• **Work task**:
Count every line in this listing that has "time". Reply with only the total.
[Data extract — start]
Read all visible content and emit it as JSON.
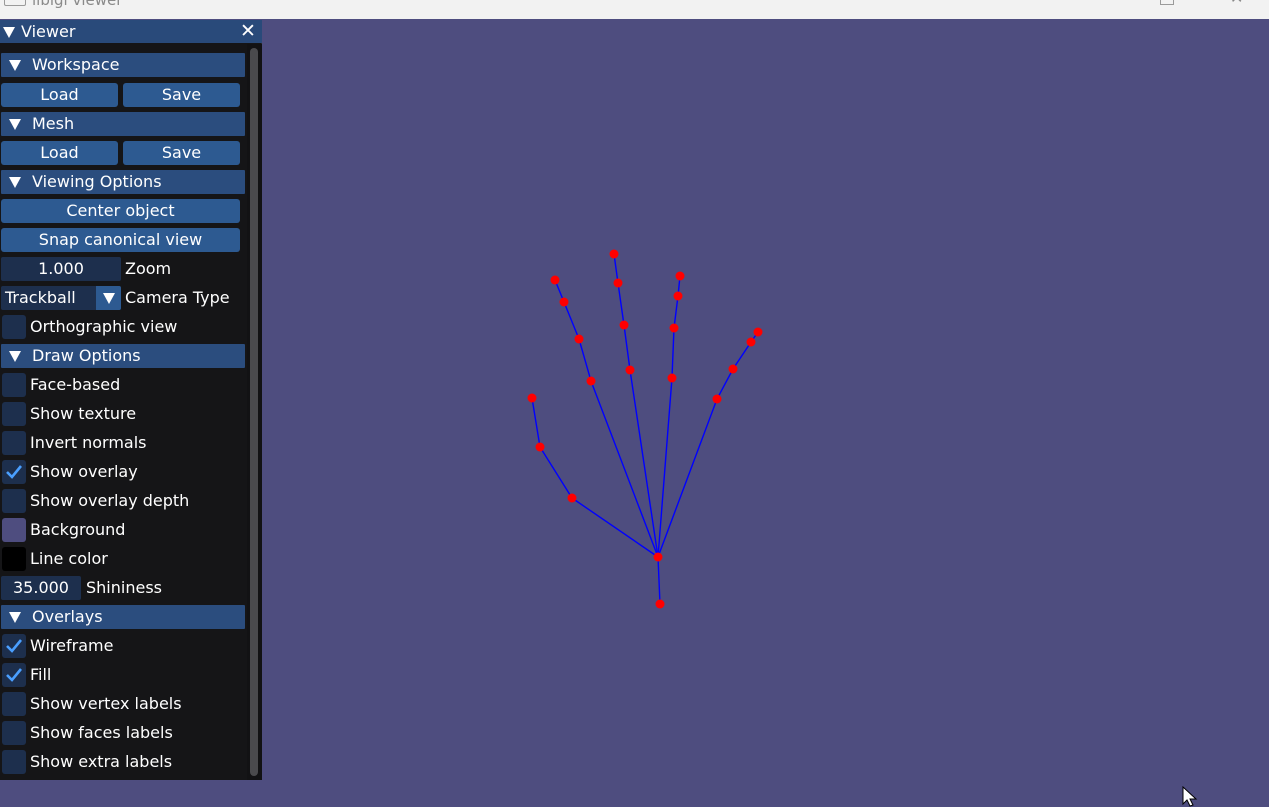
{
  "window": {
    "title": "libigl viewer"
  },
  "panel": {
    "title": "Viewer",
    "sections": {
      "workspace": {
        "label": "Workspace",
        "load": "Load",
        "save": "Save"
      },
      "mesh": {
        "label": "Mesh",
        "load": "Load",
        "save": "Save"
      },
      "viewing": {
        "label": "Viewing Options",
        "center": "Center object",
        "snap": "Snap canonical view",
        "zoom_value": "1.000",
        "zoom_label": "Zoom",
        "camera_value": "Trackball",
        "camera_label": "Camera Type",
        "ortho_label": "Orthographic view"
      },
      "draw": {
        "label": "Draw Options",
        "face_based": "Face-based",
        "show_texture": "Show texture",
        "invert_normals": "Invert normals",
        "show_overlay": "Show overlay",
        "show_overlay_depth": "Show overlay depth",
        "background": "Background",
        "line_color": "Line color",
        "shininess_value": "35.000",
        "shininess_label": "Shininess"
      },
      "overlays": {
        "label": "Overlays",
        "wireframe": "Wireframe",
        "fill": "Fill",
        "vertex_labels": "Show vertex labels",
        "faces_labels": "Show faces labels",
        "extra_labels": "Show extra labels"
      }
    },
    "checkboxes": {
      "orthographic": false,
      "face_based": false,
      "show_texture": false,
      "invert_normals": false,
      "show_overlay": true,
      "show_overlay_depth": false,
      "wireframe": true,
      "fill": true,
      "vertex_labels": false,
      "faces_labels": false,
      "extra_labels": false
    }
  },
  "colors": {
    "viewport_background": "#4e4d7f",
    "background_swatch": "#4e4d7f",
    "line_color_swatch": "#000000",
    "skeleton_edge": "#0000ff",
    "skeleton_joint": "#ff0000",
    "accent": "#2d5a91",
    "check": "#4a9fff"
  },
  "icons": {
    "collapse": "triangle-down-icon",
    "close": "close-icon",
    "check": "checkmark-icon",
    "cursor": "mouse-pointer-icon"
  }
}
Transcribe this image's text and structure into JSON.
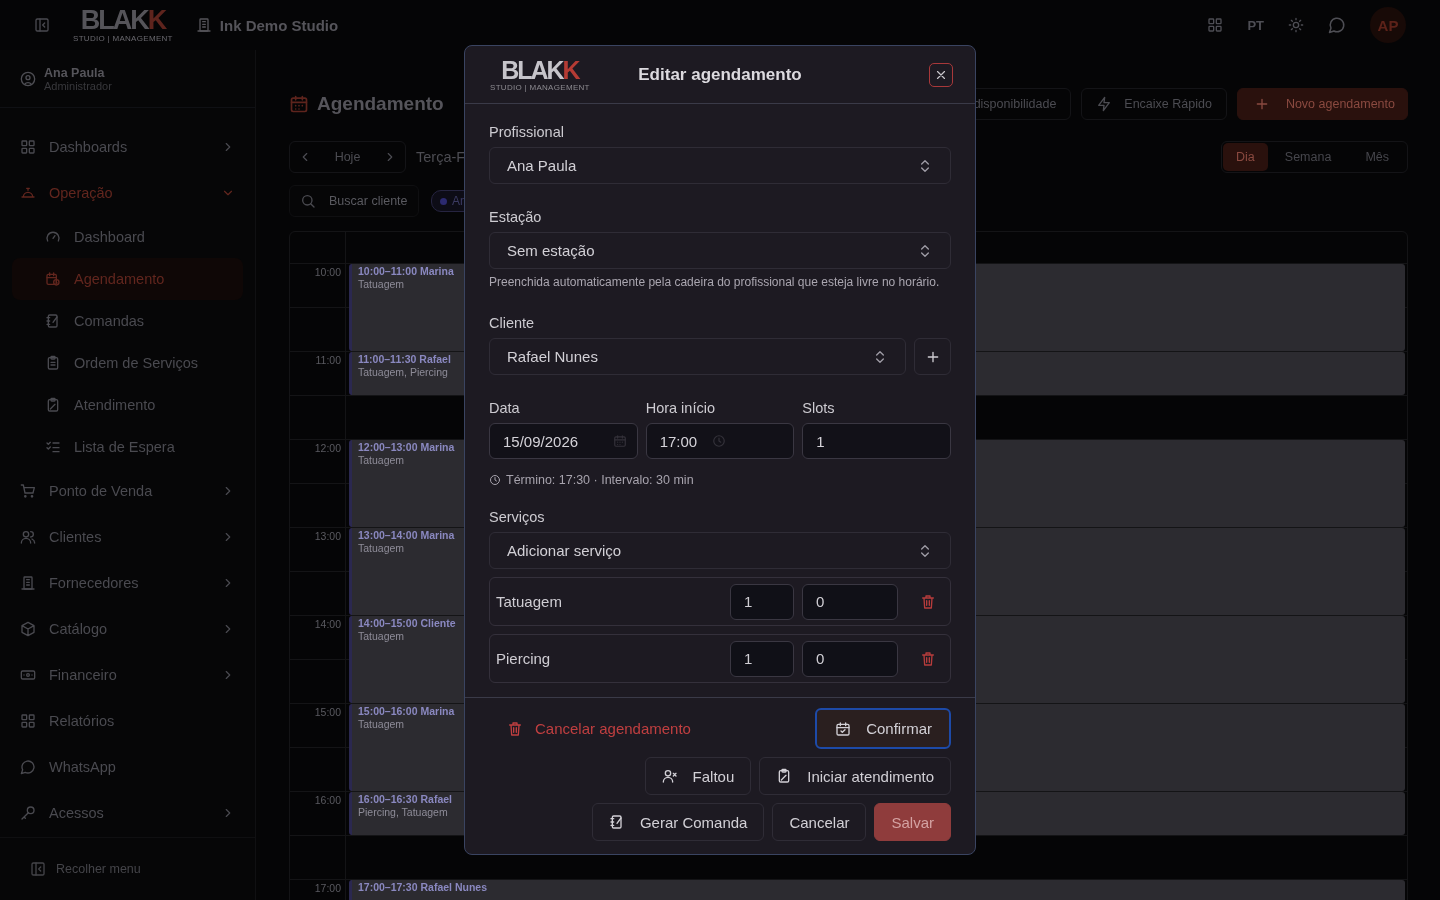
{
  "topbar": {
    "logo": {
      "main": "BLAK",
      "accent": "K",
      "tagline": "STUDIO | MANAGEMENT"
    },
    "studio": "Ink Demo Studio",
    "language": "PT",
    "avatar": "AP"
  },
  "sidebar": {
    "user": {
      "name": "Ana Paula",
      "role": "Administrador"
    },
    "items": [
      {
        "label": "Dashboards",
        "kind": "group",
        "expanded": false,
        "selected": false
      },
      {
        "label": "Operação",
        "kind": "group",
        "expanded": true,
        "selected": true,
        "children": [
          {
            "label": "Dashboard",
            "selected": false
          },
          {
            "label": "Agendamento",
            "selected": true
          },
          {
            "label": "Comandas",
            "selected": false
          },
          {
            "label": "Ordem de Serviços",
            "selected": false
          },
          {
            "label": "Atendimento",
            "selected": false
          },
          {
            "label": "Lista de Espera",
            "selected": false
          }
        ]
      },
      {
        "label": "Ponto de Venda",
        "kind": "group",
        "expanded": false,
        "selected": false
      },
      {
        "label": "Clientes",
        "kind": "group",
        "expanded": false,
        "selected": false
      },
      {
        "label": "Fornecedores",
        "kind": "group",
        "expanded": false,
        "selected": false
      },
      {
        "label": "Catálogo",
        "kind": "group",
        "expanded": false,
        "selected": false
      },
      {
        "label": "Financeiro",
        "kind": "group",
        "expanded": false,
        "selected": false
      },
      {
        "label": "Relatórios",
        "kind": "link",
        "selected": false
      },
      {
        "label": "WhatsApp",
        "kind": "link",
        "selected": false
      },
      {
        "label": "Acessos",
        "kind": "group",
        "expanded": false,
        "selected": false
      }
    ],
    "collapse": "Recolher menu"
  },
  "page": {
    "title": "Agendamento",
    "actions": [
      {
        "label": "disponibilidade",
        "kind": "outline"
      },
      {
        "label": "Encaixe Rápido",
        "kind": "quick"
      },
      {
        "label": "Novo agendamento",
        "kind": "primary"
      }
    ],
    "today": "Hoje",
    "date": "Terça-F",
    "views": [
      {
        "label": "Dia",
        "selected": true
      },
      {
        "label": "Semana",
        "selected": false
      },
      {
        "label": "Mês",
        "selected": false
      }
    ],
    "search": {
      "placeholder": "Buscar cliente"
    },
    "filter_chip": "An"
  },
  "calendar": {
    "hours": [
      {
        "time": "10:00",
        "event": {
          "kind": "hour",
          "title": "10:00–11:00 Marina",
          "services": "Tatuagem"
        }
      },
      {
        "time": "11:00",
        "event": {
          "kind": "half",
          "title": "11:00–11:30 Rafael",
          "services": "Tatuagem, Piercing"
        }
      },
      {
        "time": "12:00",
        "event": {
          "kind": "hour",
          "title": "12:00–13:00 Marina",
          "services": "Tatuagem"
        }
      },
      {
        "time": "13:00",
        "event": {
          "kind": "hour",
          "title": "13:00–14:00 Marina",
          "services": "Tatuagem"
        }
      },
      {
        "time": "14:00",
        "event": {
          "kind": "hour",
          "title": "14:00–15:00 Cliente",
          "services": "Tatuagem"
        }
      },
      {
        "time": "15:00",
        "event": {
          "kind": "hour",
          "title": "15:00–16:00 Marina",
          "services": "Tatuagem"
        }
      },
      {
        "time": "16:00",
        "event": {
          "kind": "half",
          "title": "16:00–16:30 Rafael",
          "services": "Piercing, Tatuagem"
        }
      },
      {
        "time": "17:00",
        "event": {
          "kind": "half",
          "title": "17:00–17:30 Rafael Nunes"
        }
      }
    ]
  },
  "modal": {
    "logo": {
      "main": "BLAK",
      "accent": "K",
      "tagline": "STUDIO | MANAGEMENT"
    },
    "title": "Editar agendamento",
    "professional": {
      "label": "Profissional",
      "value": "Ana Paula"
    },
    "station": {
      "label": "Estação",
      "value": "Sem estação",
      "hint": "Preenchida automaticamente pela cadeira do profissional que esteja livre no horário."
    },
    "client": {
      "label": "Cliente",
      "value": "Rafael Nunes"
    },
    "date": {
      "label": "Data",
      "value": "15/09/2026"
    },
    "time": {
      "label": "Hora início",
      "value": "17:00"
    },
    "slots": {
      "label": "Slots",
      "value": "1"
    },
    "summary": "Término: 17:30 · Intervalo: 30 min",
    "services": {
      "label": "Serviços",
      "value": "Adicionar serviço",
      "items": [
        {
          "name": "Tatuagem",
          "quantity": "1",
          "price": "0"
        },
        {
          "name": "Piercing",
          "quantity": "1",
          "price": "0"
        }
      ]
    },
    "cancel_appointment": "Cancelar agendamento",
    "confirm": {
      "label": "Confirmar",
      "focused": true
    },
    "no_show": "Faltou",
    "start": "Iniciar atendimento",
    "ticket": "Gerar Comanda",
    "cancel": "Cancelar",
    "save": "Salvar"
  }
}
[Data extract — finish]
• **Result for this task**:
9